# Exercise directions
Among the records that follow, find each line holding the word "Type" and copy it.

Dataset rows for apps and sites:

* * * * * * * * *

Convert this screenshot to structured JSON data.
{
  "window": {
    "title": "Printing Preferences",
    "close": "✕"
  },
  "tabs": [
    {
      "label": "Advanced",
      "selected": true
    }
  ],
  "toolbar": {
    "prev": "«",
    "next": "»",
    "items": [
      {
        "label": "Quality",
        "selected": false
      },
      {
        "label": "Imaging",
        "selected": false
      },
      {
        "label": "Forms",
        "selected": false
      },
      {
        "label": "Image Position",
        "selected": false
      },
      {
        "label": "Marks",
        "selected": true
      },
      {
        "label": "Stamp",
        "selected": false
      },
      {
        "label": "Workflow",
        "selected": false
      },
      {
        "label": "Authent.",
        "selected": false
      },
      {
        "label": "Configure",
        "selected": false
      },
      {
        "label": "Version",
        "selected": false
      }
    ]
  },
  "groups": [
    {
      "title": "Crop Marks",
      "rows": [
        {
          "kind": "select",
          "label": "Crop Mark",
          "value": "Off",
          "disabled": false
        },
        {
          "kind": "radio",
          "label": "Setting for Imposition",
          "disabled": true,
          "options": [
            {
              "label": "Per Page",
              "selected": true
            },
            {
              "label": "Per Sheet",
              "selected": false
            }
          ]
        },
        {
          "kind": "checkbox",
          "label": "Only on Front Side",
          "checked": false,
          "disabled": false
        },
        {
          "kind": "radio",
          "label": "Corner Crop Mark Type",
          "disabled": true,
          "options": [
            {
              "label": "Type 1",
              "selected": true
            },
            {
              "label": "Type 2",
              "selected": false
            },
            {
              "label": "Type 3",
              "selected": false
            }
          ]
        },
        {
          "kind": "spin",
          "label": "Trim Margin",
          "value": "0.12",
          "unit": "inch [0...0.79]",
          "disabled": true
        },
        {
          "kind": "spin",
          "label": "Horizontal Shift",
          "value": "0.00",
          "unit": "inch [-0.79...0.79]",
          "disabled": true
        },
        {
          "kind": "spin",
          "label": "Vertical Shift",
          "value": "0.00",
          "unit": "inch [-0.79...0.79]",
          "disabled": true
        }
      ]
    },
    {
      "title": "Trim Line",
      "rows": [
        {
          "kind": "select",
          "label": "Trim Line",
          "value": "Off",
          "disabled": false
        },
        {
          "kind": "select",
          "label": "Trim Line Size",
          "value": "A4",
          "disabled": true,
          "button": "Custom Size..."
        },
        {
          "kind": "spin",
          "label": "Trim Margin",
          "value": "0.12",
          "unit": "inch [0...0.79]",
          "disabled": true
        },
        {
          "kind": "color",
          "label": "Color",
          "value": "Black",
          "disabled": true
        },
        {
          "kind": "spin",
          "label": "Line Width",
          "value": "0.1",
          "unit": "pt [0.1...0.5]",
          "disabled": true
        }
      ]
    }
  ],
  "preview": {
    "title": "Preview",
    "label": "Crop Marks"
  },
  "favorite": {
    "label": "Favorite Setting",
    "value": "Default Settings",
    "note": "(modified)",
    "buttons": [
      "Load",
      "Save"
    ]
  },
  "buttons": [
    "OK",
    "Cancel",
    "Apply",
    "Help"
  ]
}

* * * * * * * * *

# Exercise response
          "label": "Corner Crop Mark Type",
              "label": "Type 1",
              "label": "Type 2",
              "label": "Type 3",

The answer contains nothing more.